Is your child done napping?
My first daughter was never a super napper, but when we took her pacifier away at just over 2 years old, the whole nap went down the drain. We tried consistently for months to bring it back with lots of frustration. I finally gave into the sad reality when she was about 2 ½. At this point, I knew I had to set different expectations for our days. There was no way either of us could maintain our playful pace for the entire day. I accepted the fact that she may not go to sleep like other children her age, but we were both going to take a well-deserved break during that early afternoon time.
So, you’re struggling with your child’s nap? Check out my blog on nap frustration here.
Then, identify if the nap is really done. Let’s look at the ideal criteria:
- Your child is at least 2 ½ years old
- Sleeps through the night without awakenings (if they are waking throughout the night, they are have accumulated a sleep debt and will need that extra sleep)
- Has difficulty falling asleep at night after a nap (after your child naps in the afternoon, they won’t fall asleep until 9 pm or later)
Before completely eliminating the nap, start with capping the nap. If your child happily sleeps from 1-3 pm but then has difficulty falling asleep at night, their daily sleep needs may be met. So instead of cutting the nap cold turkey, shorten it by 15-30 minutes until you find a happy medium. In other words, you should wake your peacefully sleeping child at 2:30 pm.

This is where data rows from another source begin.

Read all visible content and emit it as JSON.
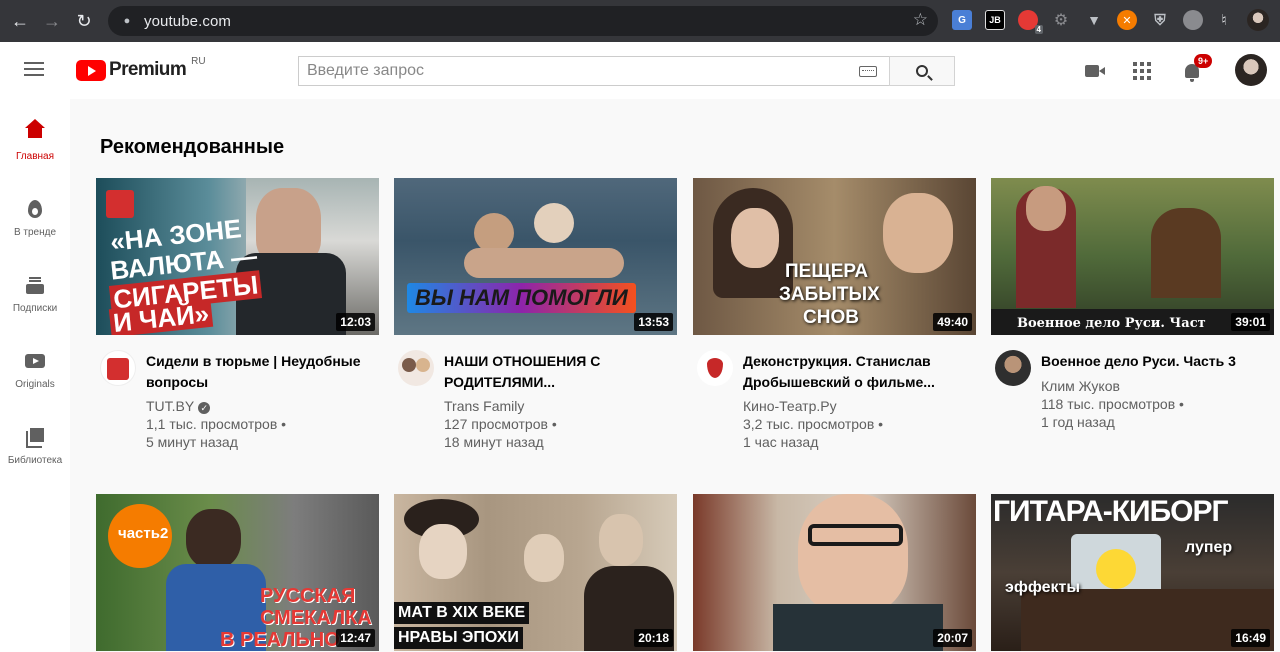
{
  "browser": {
    "url": "youtube.com",
    "extensions": [
      "translate-icon",
      "jetbrains-icon",
      "pdf-icon",
      "gear-icon",
      "v-icon",
      "cross-icon",
      "shield-icon",
      "globe-icon",
      "puzzle-icon",
      "profile-icon"
    ],
    "ext_badge": "4"
  },
  "masthead": {
    "logo_text": "Premium",
    "region": "RU",
    "search_placeholder": "Введите запрос",
    "notifications_badge": "9+"
  },
  "sidebar": {
    "items": [
      {
        "label": "Главная",
        "icon": "home-icon"
      },
      {
        "label": "В тренде",
        "icon": "flame-icon"
      },
      {
        "label": "Подписки",
        "icon": "subscriptions-icon"
      },
      {
        "label": "Originals",
        "icon": "originals-icon"
      },
      {
        "label": "Библиотека",
        "icon": "library-icon"
      }
    ]
  },
  "main": {
    "section_title": "Рекомендованные",
    "videos": [
      {
        "title_line1": "Сидели в тюрьме | Неудобные",
        "title_line2": "вопросы",
        "channel": "TUT.BY",
        "views": "1,1 тыс. просмотров •",
        "age": "5 минут назад",
        "duration": "12:03",
        "thumb_text": [
          "«НА ЗОНЕ",
          "ВАЛЮТА —",
          "СИГАРЕТЫ",
          "И ЧАЙ»"
        ]
      },
      {
        "title_line1": "НАШИ ОТНОШЕНИЯ С",
        "title_line2": "РОДИТЕЛЯМИ...",
        "channel": "Trans Family",
        "views": "127 просмотров •",
        "age": "18 минут назад",
        "duration": "13:53",
        "thumb_text": [
          "ВЫ НАМ ПОМОГЛИ"
        ]
      },
      {
        "title_line1": "Деконструкция. Станислав",
        "title_line2": "Дробышевский о фильме...",
        "channel": "Кино-Театр.Ру",
        "views": "3,2 тыс. просмотров •",
        "age": "1 час назад",
        "duration": "49:40",
        "thumb_text": [
          "ПЕЩЕРА",
          "ЗАБЫТЫХ",
          "СНОВ"
        ]
      },
      {
        "title_line1": "Военное дело Руси. Часть 3",
        "title_line2": "",
        "channel": "Клим Жуков",
        "views": "118 тыс. просмотров •",
        "age": "1 год назад",
        "duration": "39:01",
        "thumb_text": [
          "Военное дело Руси. Част"
        ]
      },
      {
        "duration": "12:47",
        "thumb_text": [
          "часть2",
          "РУССКАЯ",
          "СМЕКАЛКА",
          "В РЕАЛЬНО"
        ]
      },
      {
        "duration": "20:18",
        "thumb_text": [
          "МАТ В XIX ВЕКЕ",
          "НРАВЫ ЭПОХИ"
        ]
      },
      {
        "duration": "20:07",
        "thumb_text": []
      },
      {
        "duration": "16:49",
        "thumb_text": [
          "ГИТАРА-КИБОРГ",
          "лупер",
          "эффекты"
        ]
      }
    ]
  }
}
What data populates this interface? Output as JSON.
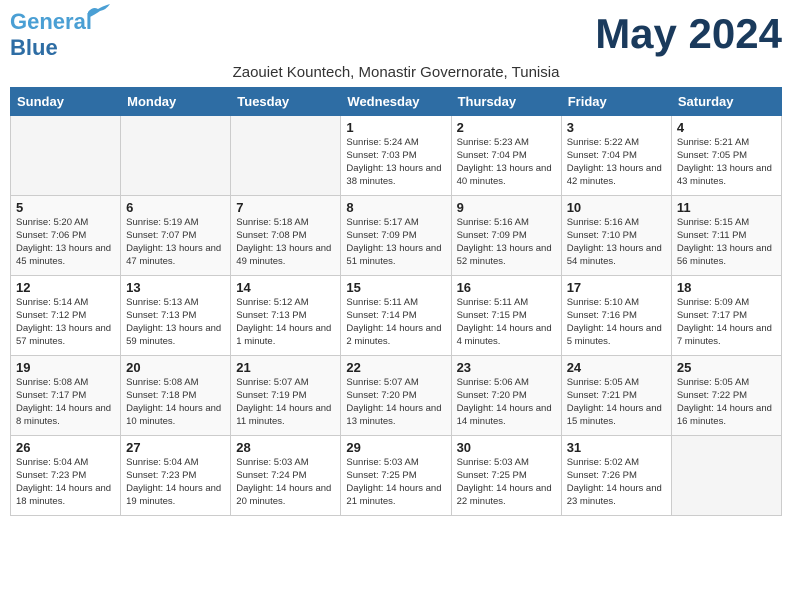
{
  "header": {
    "logo_line1": "General",
    "logo_line2": "Blue",
    "month_title": "May 2024",
    "subtitle": "Zaouiet Kountech, Monastir Governorate, Tunisia"
  },
  "weekdays": [
    "Sunday",
    "Monday",
    "Tuesday",
    "Wednesday",
    "Thursday",
    "Friday",
    "Saturday"
  ],
  "weeks": [
    [
      {
        "day": "",
        "empty": true
      },
      {
        "day": "",
        "empty": true
      },
      {
        "day": "",
        "empty": true
      },
      {
        "day": "1",
        "sunrise": "5:24 AM",
        "sunset": "7:03 PM",
        "daylight": "13 hours and 38 minutes."
      },
      {
        "day": "2",
        "sunrise": "5:23 AM",
        "sunset": "7:04 PM",
        "daylight": "13 hours and 40 minutes."
      },
      {
        "day": "3",
        "sunrise": "5:22 AM",
        "sunset": "7:04 PM",
        "daylight": "13 hours and 42 minutes."
      },
      {
        "day": "4",
        "sunrise": "5:21 AM",
        "sunset": "7:05 PM",
        "daylight": "13 hours and 43 minutes."
      }
    ],
    [
      {
        "day": "5",
        "sunrise": "5:20 AM",
        "sunset": "7:06 PM",
        "daylight": "13 hours and 45 minutes."
      },
      {
        "day": "6",
        "sunrise": "5:19 AM",
        "sunset": "7:07 PM",
        "daylight": "13 hours and 47 minutes."
      },
      {
        "day": "7",
        "sunrise": "5:18 AM",
        "sunset": "7:08 PM",
        "daylight": "13 hours and 49 minutes."
      },
      {
        "day": "8",
        "sunrise": "5:17 AM",
        "sunset": "7:09 PM",
        "daylight": "13 hours and 51 minutes."
      },
      {
        "day": "9",
        "sunrise": "5:16 AM",
        "sunset": "7:09 PM",
        "daylight": "13 hours and 52 minutes."
      },
      {
        "day": "10",
        "sunrise": "5:16 AM",
        "sunset": "7:10 PM",
        "daylight": "13 hours and 54 minutes."
      },
      {
        "day": "11",
        "sunrise": "5:15 AM",
        "sunset": "7:11 PM",
        "daylight": "13 hours and 56 minutes."
      }
    ],
    [
      {
        "day": "12",
        "sunrise": "5:14 AM",
        "sunset": "7:12 PM",
        "daylight": "13 hours and 57 minutes."
      },
      {
        "day": "13",
        "sunrise": "5:13 AM",
        "sunset": "7:13 PM",
        "daylight": "13 hours and 59 minutes."
      },
      {
        "day": "14",
        "sunrise": "5:12 AM",
        "sunset": "7:13 PM",
        "daylight": "14 hours and 1 minute."
      },
      {
        "day": "15",
        "sunrise": "5:11 AM",
        "sunset": "7:14 PM",
        "daylight": "14 hours and 2 minutes."
      },
      {
        "day": "16",
        "sunrise": "5:11 AM",
        "sunset": "7:15 PM",
        "daylight": "14 hours and 4 minutes."
      },
      {
        "day": "17",
        "sunrise": "5:10 AM",
        "sunset": "7:16 PM",
        "daylight": "14 hours and 5 minutes."
      },
      {
        "day": "18",
        "sunrise": "5:09 AM",
        "sunset": "7:17 PM",
        "daylight": "14 hours and 7 minutes."
      }
    ],
    [
      {
        "day": "19",
        "sunrise": "5:08 AM",
        "sunset": "7:17 PM",
        "daylight": "14 hours and 8 minutes."
      },
      {
        "day": "20",
        "sunrise": "5:08 AM",
        "sunset": "7:18 PM",
        "daylight": "14 hours and 10 minutes."
      },
      {
        "day": "21",
        "sunrise": "5:07 AM",
        "sunset": "7:19 PM",
        "daylight": "14 hours and 11 minutes."
      },
      {
        "day": "22",
        "sunrise": "5:07 AM",
        "sunset": "7:20 PM",
        "daylight": "14 hours and 13 minutes."
      },
      {
        "day": "23",
        "sunrise": "5:06 AM",
        "sunset": "7:20 PM",
        "daylight": "14 hours and 14 minutes."
      },
      {
        "day": "24",
        "sunrise": "5:05 AM",
        "sunset": "7:21 PM",
        "daylight": "14 hours and 15 minutes."
      },
      {
        "day": "25",
        "sunrise": "5:05 AM",
        "sunset": "7:22 PM",
        "daylight": "14 hours and 16 minutes."
      }
    ],
    [
      {
        "day": "26",
        "sunrise": "5:04 AM",
        "sunset": "7:23 PM",
        "daylight": "14 hours and 18 minutes."
      },
      {
        "day": "27",
        "sunrise": "5:04 AM",
        "sunset": "7:23 PM",
        "daylight": "14 hours and 19 minutes."
      },
      {
        "day": "28",
        "sunrise": "5:03 AM",
        "sunset": "7:24 PM",
        "daylight": "14 hours and 20 minutes."
      },
      {
        "day": "29",
        "sunrise": "5:03 AM",
        "sunset": "7:25 PM",
        "daylight": "14 hours and 21 minutes."
      },
      {
        "day": "30",
        "sunrise": "5:03 AM",
        "sunset": "7:25 PM",
        "daylight": "14 hours and 22 minutes."
      },
      {
        "day": "31",
        "sunrise": "5:02 AM",
        "sunset": "7:26 PM",
        "daylight": "14 hours and 23 minutes."
      },
      {
        "day": "",
        "empty": true
      }
    ]
  ]
}
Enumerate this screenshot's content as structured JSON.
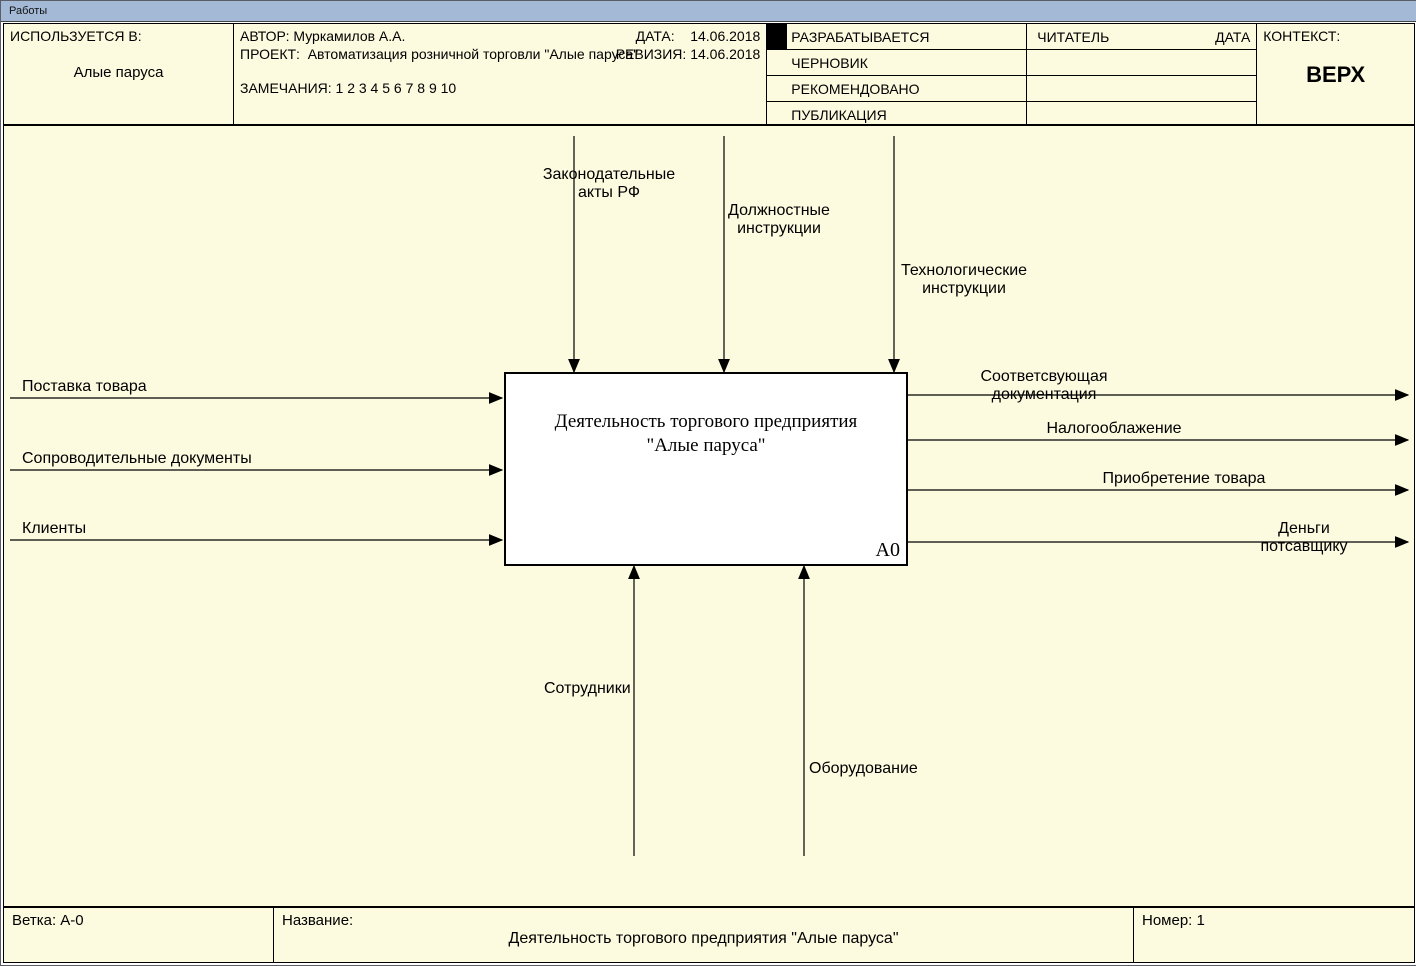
{
  "tab_title": "Работы",
  "header": {
    "used_in_label": "ИСПОЛЬЗУЕТСЯ В:",
    "used_in_value": "Алые паруса",
    "author_label": "АВТОР:",
    "author_value": "Муркамилов А.А.",
    "date_label": "ДАТА:",
    "date_value": "14.06.2018",
    "project_label": "ПРОЕКТ:",
    "project_value": "Автоматизация розничной торговли \"Алые паруса\"",
    "revision_label": "РЕВИЗИЯ:",
    "revision_value": "14.06.2018",
    "remarks_label": "ЗАМЕЧАНИЯ:",
    "remarks_value": "1 2 3 4 5 6 7 8 9 10",
    "status": {
      "developing": "РАЗРАБАТЫВАЕТСЯ",
      "draft": "ЧЕРНОВИК",
      "recommended": "РЕКОМЕНДОВАНО",
      "publication": "ПУБЛИКАЦИЯ"
    },
    "reader_label": "ЧИТАТЕЛЬ",
    "reader_date_label": "ДАТА",
    "context_label": "КОНТЕКСТ:",
    "context_value": "ВЕРХ"
  },
  "diagram": {
    "box_title_l1": "Деятельность торгового предприятия",
    "box_title_l2": "\"Алые паруса\"",
    "box_tag": "А0",
    "controls": {
      "c1": "Законодательные\nакты РФ",
      "c2": "Должностные\nинструкции",
      "c3": "Технологические\nинструкции"
    },
    "inputs": {
      "i1": "Поставка товара",
      "i2": "Сопроводительные документы",
      "i3": "Клиенты"
    },
    "outputs": {
      "o1": "Соответсвующая\nдокументация",
      "o2": "Налогооблажение",
      "o3": "Приобретение товара",
      "o4": "Деньги\nпотсавщику"
    },
    "mechanisms": {
      "m1": "Сотрудники",
      "m2": "Оборудование"
    }
  },
  "footer": {
    "branch_label": "Ветка:",
    "branch_value": "A-0",
    "name_label": "Название:",
    "name_value": "Деятельность торгового предприятия \"Алые паруса\"",
    "number_label": "Номер:",
    "number_value": "1"
  }
}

If you have capped your child’s nap and they are still struggling to fall asleep at an appropriate time at night, then it’s time to ditch the nap.
So, your child is refusing their nap but you KNOW they are tired and need it. Try offering it earlier in the day, like 12:00 pm instead of 1:00 pm for several days. If you have made a consistent effort to bring back your child’s nap and don’t see any improvement, you can ditch the idea of sleeping during naptime.
Don’t let your toddler start rejoicing yet!
ENTER: QUIET TIME
Quiet time replaces nap time. It may not be as long as nap time but is still equally as important.
This period of time is used to let our children wind-down in the day. They may not sleep or even feel sleepy but we are offering them the opportunity to go into their quiet room and be free from distractions. Quiet time is also a sanity-saver for parents.
Most children and adults still feel a surge of fatigue in the early afternoon hours, around 1-2 pm. This is why it’s so critical for both parents and children to utilize quiet time as “down time”.
Your child can read books, play games, create imaginative play, draw, or listen to quiet music. I do not recommend letting your child use the iPad, phone, or TV during this time, as it is more stimulating than calming.
Each child’s limit for quiet time may be different. If your child is very young and high energy, you may want to start with 15-20 minutes and work up from there. I recommend quiet time being about 30-60 minutes every day.